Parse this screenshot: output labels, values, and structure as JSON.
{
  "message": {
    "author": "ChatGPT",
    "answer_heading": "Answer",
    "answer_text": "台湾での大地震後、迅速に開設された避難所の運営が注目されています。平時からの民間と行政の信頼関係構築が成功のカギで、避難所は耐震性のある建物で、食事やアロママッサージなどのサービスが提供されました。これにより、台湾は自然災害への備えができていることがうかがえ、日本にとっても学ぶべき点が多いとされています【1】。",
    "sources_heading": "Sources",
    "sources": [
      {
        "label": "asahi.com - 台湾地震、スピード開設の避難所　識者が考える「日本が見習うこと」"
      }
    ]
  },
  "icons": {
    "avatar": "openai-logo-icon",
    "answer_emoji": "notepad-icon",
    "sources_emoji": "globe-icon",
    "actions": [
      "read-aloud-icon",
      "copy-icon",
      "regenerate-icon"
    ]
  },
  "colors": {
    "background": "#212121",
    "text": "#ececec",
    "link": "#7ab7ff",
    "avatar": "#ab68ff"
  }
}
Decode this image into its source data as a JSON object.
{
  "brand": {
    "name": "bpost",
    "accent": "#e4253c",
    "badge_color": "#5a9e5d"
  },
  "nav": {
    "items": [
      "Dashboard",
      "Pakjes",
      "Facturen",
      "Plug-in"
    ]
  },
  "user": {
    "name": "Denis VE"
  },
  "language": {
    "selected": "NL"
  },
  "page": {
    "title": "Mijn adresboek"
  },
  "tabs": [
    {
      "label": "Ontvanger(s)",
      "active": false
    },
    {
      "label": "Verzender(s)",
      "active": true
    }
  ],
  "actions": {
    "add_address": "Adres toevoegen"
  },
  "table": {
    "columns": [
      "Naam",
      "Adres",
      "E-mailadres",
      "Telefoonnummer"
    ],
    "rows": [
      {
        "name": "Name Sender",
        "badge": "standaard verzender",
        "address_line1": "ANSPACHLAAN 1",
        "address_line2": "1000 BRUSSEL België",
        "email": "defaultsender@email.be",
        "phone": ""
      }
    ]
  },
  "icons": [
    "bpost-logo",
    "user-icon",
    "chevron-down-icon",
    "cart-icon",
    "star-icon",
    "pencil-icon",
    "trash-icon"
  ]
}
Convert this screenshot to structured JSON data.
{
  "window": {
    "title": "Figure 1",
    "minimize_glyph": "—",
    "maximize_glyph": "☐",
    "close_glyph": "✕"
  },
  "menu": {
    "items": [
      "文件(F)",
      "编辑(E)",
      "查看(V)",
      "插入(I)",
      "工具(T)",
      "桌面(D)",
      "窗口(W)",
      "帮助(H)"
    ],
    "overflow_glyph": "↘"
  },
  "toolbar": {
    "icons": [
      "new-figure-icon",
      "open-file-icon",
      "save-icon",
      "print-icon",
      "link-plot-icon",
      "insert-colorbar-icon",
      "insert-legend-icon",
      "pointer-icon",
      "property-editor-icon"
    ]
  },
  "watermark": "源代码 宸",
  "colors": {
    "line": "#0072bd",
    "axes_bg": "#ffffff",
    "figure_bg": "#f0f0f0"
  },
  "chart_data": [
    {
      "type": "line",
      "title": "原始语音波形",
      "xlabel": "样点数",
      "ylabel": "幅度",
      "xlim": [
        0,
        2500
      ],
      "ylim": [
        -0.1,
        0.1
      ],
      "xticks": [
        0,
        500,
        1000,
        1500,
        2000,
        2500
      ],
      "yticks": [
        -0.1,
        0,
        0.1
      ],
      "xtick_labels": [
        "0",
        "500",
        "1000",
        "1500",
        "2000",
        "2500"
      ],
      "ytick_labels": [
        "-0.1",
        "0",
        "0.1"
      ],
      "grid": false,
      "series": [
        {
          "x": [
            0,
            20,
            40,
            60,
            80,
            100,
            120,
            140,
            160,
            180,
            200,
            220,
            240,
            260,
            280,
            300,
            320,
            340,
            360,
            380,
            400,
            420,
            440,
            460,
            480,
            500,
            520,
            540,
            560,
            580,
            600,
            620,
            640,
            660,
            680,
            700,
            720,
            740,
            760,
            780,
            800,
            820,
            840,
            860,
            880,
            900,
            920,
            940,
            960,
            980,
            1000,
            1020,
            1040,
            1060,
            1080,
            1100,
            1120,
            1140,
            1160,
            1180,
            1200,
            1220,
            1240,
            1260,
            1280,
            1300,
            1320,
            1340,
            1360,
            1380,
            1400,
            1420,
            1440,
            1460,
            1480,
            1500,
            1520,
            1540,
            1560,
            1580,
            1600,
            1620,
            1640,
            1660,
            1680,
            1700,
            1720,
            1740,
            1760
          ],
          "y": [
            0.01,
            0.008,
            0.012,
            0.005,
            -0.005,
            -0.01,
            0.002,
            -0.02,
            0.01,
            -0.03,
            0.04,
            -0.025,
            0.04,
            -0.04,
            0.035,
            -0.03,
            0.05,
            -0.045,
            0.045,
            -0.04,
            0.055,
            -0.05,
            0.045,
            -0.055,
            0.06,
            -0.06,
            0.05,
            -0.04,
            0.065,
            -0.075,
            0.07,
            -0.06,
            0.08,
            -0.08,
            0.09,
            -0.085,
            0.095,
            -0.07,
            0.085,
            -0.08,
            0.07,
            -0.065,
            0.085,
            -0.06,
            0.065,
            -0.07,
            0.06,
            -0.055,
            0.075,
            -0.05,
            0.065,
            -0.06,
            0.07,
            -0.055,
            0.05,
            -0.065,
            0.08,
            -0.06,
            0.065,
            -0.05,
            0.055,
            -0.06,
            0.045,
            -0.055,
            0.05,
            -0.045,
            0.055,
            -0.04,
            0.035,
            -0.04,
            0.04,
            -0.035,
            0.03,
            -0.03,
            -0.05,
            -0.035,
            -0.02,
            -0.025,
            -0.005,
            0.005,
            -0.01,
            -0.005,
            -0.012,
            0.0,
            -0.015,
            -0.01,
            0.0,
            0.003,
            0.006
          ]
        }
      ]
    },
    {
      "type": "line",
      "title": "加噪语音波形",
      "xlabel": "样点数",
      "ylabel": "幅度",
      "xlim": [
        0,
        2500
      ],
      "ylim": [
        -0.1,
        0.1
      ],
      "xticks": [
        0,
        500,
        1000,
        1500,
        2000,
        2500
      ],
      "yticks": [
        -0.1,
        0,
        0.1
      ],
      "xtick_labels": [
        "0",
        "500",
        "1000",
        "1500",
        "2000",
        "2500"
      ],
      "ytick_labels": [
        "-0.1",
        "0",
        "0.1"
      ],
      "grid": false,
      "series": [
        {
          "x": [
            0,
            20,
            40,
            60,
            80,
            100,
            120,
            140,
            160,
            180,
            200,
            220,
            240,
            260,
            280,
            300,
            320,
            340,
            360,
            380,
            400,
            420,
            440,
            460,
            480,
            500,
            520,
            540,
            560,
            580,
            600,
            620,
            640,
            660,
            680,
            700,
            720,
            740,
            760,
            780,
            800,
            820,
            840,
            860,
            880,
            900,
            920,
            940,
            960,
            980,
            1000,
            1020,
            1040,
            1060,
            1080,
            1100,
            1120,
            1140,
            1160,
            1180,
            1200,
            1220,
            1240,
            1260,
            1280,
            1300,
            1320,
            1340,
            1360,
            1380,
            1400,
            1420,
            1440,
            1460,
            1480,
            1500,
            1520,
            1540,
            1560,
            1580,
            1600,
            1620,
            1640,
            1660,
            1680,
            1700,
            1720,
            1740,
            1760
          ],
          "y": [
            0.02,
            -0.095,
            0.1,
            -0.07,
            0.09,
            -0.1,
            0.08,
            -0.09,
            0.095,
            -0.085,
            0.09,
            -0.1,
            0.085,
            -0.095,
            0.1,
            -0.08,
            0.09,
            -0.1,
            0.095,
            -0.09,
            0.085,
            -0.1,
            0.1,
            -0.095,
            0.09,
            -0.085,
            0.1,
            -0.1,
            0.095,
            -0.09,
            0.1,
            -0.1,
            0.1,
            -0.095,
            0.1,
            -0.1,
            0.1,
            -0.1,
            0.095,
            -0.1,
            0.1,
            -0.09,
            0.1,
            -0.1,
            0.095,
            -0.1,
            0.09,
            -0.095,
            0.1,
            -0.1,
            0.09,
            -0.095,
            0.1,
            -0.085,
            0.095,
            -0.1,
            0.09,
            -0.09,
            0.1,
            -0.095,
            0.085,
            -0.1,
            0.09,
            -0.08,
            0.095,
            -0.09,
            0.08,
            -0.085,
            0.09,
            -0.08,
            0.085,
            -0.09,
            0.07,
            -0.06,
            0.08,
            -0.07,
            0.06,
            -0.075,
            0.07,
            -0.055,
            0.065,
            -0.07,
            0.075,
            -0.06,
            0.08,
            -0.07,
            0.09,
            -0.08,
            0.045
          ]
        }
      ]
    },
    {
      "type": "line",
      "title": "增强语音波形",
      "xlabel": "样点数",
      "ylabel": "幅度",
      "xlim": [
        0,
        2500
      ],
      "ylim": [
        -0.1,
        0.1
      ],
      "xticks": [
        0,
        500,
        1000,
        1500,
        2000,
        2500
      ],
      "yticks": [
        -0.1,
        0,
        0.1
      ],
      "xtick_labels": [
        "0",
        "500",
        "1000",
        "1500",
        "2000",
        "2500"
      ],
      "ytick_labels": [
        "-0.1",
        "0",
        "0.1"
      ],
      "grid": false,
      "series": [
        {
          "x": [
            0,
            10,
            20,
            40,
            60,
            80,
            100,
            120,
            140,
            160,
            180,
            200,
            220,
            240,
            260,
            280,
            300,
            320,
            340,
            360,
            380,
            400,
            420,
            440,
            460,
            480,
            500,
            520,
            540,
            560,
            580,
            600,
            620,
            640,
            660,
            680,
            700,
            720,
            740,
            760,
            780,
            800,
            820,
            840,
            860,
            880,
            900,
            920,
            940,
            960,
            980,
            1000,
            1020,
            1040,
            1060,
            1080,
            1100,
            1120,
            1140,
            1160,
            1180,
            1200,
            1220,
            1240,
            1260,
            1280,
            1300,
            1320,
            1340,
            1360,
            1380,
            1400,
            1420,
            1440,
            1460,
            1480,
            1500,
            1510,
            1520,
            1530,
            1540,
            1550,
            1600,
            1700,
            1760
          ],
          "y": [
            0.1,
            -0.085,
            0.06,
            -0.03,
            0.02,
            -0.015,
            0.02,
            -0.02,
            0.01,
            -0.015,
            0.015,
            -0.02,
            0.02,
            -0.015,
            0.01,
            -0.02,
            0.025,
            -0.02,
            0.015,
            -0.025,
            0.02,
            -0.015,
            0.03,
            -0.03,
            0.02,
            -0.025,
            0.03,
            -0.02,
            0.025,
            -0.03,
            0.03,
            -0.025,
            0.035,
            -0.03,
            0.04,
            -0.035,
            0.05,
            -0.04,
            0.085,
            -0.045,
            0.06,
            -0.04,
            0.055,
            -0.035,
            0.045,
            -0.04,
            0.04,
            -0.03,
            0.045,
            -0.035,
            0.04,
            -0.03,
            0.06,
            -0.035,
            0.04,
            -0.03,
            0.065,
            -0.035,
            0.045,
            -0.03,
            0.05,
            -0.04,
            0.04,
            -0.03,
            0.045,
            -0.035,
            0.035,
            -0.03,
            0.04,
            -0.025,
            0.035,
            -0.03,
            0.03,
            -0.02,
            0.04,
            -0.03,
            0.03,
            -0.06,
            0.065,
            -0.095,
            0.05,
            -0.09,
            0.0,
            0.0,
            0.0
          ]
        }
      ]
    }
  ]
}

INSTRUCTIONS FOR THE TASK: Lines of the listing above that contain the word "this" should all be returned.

ANSWER TO THE PROBLEM:
Parse this screenshot: output labels, values, and structure as JSON.
Decode this image into its source data as a JSON object.
Convert this screenshot to structured JSON data.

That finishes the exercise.